Backed by the Obama administration, the aim of the initiative is to push for greater acceptance of the zero-emission electric car by reducing “range anxiety,” giving EV owners a coast-to-coast network of charging stations.
Gizmag says in order to determine the best locations for EV charging stations, the initiative will first identify zero emission and alternative fuel corridors across the country. This is all part of the Fixing America’s Surface Transportation (FAST) Act.
The FAST Act was signed into law on December 4, 2015. It was the first federal law in over a decade to provide long-term funding for surface transportation infrastructure, planning, and investment. The act authorized $305 billion in funding over fiscal years 2016 through 2020.
The funding is to be used on highways, highway and motor vehicle safety, public transportation, motor carrier safety, hazardous materials safety, rail, and research, technology, and statistics programs.

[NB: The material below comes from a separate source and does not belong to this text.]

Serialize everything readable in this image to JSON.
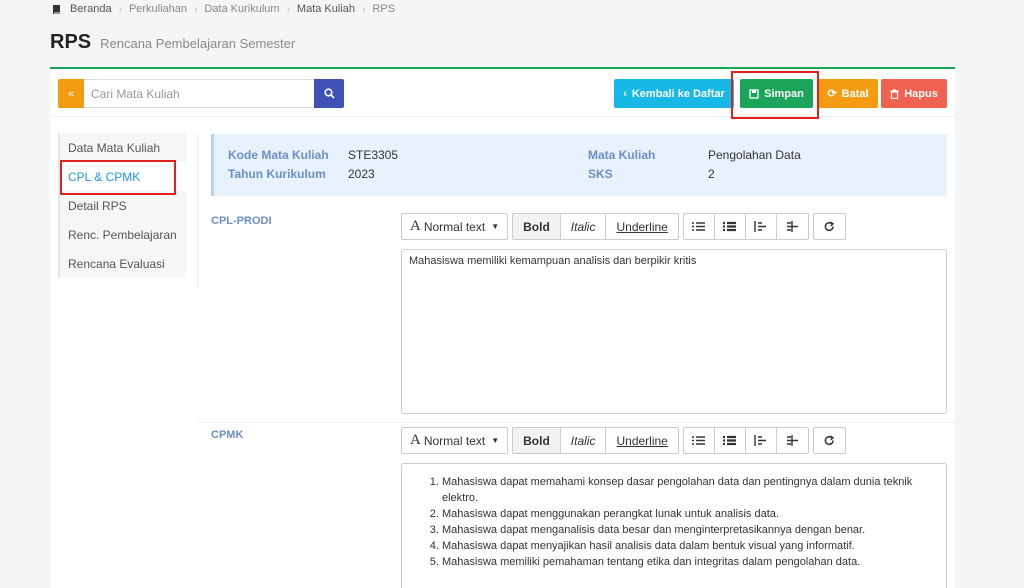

Based on the criteria, the EV charging station initiative allows the federal government to free up the $4.5 billion needed.
U.S. automakers cheer the initiative
U.S. automakers are betting on the electric car, partly because of the stringent fuel-economy standards we have in place. Ford is investing $4.5 billion in adding 13 new electrified vehicles by 2020, while GM is rolling out the Bolt, which GM says is the first affordable long-range EV later this year.
Tesla Motors and Nissan already provide most of the charging stations in the nation, and other car makers are jumping on the bandwagon, signing on to the deal, including Ford, General Motors, BMW, and Mercedes-Benz. Worldwide, Tesla has 681 supercharger stations, with 4,157 charging points. As for charging stations in the U.S., there are currently over 16,000.
Additionally, the cost of batteries for EV’s has decreased 70 percent since 2008. A typical battery for a plug-in hybrid electric vehicle with a 40-mile electric range cost $12,000 in 2008, and today that battery would cost far less, according to experts. Most automakers are looking at batteries costing about $300 per kWh.
Vision for 2020 in the works
As part of the initiative, there are plans for a fast-charging network with innovations that include up to 350 kW of direct current fast charging. According to the administration, a 500-mile range battery could be charged with a 350 KW DC system in about 10 minutes.
Pacific Northwest National Laboratory is leading an initiative called Battery500, a research consortium. The aim is to build a cheaper, lighter and more powerful battery, making EV’s more pocketbook-friendly. Basically, the goal is to triple the energy of current batteries to 500 Wh/kg, with 1,000 electric vehicle cycles, while lowering the cost to below $100/KWh.
The primary goal with this latest push toward zero-emissions is to help in financing new technology and innovative projects that would otherwise have a difficult time finding funding. All in all, it sounds very exciting.